*ACTIVITY*
Among the entries, how many lines hold the word "JSON"? Respond with that number only.
━━━ RECORDS TO PROCESS ━━━
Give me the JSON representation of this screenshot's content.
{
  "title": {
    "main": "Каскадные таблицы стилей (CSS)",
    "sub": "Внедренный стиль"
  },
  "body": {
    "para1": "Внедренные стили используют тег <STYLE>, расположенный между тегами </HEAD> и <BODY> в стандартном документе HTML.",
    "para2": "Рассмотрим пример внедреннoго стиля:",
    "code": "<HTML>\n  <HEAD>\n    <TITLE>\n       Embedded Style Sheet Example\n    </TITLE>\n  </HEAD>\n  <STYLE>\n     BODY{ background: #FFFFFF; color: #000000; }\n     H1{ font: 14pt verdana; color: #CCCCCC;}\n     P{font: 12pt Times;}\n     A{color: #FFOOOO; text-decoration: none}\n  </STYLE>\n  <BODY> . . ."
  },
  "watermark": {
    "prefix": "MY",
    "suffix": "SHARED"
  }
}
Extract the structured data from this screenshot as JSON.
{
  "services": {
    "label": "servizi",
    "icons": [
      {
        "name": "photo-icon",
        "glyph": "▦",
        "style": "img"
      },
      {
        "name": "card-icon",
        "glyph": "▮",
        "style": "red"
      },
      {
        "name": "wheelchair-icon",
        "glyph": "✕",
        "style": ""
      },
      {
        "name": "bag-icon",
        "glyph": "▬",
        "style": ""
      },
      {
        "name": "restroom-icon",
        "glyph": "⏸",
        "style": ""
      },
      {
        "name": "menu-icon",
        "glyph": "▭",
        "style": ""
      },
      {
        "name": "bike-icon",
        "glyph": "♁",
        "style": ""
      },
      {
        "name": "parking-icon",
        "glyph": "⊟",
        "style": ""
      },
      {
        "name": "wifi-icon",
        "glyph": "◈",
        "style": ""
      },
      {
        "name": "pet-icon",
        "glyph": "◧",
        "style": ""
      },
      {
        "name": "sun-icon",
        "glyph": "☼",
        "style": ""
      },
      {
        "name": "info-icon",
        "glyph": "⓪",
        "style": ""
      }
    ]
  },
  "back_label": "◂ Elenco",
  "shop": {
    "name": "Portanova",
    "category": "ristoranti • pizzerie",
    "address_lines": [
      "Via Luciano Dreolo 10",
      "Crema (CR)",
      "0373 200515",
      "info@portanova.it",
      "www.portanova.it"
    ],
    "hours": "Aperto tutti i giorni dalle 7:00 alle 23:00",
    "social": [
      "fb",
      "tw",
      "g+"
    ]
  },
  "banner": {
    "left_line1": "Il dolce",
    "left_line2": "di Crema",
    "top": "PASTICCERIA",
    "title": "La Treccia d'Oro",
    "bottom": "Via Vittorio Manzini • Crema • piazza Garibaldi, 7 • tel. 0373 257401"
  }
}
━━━
*SOLUTION TO THIS TASK*
2